The first I’ve already advanced: one species may be more attractive than another, but its degree of attractiveness, let alone its nationality, ought not to confer on it a greater right to survive and breed. That is akin to animal racism. I find our native fantails absolutely charming but the death of an immigrant sparrow will cause me just as much grief.
So the issue finally comes down to Dolly’s endangered species. She’s right of course, there do seem to be more of them all the time. But society’s concern for endangered species seems to have more to do with sentiment than reason.
Other than through the activities of men, most notably in the case of marine mammals, endangered species are the corollary of Darwin’s ‘survival of the fittest’ – the non-survival of the less fit, the less well adapted.
Our national bird, the kiwi, is a popular example of an endangered species. Would it be sad if the kiwi disappeared?
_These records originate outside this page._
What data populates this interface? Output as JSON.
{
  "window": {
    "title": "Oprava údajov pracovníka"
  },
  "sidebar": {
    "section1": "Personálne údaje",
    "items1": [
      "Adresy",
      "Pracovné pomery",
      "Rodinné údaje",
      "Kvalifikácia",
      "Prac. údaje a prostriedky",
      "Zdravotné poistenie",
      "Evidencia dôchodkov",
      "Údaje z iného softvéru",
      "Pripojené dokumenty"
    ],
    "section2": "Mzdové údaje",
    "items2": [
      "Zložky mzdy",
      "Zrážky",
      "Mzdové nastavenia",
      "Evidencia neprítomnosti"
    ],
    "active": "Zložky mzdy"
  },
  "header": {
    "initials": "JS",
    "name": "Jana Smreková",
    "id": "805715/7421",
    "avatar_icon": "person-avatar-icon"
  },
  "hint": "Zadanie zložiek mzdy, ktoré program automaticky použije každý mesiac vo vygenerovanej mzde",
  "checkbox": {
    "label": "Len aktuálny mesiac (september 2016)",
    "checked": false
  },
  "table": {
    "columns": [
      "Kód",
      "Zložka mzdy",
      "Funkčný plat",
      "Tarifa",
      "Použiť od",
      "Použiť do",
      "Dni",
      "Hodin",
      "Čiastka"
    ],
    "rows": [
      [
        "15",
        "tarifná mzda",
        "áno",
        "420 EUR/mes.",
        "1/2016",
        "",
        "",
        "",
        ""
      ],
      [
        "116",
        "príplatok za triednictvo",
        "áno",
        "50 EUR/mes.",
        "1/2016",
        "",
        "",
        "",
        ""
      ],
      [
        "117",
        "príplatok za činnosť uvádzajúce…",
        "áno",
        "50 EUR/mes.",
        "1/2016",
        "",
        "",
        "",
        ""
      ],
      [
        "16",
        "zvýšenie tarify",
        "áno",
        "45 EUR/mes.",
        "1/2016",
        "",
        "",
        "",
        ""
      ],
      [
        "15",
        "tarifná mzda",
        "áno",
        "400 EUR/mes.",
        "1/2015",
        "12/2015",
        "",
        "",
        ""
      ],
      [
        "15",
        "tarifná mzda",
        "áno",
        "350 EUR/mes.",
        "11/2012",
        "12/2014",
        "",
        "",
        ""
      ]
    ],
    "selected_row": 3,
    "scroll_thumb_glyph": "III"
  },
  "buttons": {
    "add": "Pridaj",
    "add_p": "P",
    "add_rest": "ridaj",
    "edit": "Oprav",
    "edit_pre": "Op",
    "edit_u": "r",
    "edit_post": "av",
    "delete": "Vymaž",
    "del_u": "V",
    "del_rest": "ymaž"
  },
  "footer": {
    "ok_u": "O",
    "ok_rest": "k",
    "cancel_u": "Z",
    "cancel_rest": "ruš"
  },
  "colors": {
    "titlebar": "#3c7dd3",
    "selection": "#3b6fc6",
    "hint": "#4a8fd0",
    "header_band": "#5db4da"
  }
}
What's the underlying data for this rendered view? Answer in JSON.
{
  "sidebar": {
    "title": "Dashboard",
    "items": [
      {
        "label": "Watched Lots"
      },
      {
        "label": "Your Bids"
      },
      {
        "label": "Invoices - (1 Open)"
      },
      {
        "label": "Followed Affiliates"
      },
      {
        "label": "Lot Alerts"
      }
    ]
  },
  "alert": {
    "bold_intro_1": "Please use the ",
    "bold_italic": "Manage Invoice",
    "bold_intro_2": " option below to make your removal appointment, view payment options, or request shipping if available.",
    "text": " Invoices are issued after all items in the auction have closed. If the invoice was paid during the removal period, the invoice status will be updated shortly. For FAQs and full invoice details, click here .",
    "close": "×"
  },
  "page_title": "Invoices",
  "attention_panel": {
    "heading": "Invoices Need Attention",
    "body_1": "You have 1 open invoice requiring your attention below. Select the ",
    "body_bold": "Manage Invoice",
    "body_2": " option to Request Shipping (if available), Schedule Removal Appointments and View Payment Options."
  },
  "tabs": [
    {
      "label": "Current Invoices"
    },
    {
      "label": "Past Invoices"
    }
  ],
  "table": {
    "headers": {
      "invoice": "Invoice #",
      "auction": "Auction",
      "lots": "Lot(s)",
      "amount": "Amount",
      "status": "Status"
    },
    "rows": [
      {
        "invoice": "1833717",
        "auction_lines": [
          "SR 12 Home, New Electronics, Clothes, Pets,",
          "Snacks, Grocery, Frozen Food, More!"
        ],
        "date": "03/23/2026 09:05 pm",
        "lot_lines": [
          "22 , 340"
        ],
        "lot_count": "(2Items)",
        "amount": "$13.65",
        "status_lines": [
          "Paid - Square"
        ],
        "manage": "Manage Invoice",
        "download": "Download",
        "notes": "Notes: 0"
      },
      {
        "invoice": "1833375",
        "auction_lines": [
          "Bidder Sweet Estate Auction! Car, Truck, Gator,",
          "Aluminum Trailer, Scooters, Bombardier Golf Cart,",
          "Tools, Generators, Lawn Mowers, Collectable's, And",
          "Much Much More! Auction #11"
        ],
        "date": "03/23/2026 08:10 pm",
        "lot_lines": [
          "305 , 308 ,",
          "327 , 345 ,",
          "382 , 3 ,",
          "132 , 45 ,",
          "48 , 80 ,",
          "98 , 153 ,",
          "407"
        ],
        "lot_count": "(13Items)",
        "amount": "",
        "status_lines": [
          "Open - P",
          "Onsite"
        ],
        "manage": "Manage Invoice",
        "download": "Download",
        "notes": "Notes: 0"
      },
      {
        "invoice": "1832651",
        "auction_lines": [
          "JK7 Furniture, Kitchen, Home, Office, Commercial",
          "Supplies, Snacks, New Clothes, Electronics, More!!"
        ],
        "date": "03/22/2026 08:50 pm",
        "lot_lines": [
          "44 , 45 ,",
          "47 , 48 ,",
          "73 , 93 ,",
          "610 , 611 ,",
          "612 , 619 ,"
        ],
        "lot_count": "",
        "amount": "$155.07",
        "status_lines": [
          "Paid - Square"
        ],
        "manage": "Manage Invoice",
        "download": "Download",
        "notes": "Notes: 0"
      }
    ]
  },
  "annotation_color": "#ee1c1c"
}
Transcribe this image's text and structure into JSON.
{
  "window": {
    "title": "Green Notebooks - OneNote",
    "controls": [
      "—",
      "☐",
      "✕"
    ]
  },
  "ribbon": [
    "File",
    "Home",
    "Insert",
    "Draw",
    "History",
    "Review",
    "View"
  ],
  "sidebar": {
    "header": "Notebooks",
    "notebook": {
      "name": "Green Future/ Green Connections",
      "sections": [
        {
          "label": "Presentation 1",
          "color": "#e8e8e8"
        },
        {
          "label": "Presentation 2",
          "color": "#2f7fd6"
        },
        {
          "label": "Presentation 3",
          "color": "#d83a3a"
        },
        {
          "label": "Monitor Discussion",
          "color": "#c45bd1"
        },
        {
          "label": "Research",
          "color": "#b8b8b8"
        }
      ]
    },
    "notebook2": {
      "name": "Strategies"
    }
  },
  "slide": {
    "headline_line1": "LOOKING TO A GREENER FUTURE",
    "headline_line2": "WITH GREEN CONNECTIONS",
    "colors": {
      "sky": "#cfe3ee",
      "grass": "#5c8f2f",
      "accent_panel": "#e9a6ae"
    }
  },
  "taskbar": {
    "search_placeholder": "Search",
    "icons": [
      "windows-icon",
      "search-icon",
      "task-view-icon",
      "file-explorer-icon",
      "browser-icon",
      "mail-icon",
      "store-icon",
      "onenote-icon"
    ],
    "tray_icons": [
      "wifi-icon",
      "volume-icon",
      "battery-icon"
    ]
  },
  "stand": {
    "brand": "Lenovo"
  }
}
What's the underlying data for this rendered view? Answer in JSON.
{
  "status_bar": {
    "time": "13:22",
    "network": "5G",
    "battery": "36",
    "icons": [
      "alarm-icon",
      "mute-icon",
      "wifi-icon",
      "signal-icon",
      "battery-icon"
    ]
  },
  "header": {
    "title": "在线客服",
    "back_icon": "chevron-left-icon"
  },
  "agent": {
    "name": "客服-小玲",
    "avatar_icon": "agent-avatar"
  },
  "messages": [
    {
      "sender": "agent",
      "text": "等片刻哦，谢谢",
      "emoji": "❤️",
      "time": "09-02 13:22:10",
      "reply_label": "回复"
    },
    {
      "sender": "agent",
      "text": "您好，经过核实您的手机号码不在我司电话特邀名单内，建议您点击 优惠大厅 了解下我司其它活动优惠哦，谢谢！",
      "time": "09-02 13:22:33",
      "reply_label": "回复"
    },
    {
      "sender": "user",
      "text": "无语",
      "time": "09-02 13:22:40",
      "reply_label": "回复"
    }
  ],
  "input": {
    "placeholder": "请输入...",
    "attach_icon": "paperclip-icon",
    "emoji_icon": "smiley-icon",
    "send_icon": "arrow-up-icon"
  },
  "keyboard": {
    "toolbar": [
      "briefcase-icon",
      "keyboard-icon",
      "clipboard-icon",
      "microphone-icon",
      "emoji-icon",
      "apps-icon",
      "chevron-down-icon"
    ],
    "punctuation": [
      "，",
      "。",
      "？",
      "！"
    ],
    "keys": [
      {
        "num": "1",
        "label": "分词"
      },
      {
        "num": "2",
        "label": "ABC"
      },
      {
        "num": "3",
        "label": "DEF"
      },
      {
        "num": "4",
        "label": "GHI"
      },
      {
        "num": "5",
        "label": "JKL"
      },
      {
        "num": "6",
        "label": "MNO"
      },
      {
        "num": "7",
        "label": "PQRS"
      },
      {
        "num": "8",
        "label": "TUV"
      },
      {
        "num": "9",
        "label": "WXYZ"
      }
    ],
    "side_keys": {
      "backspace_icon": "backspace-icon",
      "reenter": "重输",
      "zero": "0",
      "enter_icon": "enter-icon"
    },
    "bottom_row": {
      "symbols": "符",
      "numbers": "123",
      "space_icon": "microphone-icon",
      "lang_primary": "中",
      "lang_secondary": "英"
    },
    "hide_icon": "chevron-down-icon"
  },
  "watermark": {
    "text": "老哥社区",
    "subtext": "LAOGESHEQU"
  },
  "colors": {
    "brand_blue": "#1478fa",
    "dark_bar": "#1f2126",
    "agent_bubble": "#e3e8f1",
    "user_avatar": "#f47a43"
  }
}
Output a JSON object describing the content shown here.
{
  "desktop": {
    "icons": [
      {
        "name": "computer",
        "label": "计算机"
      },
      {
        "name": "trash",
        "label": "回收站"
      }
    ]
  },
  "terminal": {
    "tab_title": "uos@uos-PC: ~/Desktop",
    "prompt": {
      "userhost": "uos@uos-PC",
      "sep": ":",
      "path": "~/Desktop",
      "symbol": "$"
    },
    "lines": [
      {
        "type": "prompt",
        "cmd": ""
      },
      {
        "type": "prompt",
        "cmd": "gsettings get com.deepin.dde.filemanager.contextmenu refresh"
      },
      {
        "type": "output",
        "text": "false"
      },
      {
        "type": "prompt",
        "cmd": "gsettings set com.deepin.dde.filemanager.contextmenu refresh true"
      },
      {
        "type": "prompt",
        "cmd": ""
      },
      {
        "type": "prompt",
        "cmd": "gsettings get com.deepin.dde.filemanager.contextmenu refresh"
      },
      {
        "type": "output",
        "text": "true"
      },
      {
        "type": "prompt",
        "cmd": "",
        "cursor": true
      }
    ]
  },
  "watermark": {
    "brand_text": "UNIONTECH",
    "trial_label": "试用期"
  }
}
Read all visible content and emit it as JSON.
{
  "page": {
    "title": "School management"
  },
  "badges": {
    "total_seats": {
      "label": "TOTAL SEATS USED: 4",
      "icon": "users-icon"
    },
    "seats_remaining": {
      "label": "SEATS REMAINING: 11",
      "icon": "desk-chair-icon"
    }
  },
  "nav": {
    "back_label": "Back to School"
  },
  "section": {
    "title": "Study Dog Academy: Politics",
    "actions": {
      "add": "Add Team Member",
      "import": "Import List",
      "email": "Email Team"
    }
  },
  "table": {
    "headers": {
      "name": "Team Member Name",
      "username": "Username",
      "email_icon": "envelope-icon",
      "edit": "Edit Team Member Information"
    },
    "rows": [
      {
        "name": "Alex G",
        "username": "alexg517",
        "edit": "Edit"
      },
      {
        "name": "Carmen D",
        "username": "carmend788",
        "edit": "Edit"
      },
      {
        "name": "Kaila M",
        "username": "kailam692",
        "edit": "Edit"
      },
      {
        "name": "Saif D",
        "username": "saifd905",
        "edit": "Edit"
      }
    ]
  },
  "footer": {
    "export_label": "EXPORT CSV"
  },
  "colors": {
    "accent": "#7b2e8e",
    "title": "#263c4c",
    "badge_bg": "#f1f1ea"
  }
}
Well of course it would. And all the more sad because it’s neither gorgeous nor gainly and the silly thing can’t even meet the most basic qualification of birdhood, to be able to fly.
People say, ‘Just imagine what it would be like if you could never see another kiwi again.’ Well, it would be a pity but we’d get over it. For just as some species disappear, others are discovered. We will never run out of species to admire, love and have as national symbols.
Well then, Brian, why all the fuss about Gareth Morgan wanting to eliminate the entire cat population of New Zealand?
Well, it’s based on sentiment rather than reason; his facts, as Bob Kerridge points out in today’s Herald, are (uncharacteristically in my opinion) wrong; it’s counterproductive since cats kill rats which eat birds’ eggs and kill their chicks; it’s entirely impractical since the only way to keep cats in the house is to close every door and window; and, even if it were possible, it would bring enormous sadness to more than two million New Zealand men, women and children. I’m not in favour of that. And neither are Max and Felix.
Finally, as for cats being sadists and natural-born killers. Well, that bit’s probably right.
Media trainer and commentator Dr Brian Edwards blogs at Brian Edwards Media.
This article is tagged with the following keywords. Find out more about MyNBR Tags
- MARKET CLOSE: Shares fall as profit takers enter market; Tower, MRP, Freightways decline
- Facebook introduces scheme to verify NZ businesses' pages
- Dunedin launches southern hemisphere's fastest public wi-fi network - and it's free
- Foreign Affairs Scope: Russia's Syrian involvement intensifies
- Reopened Christchurch seaside dump an environmental time bomb?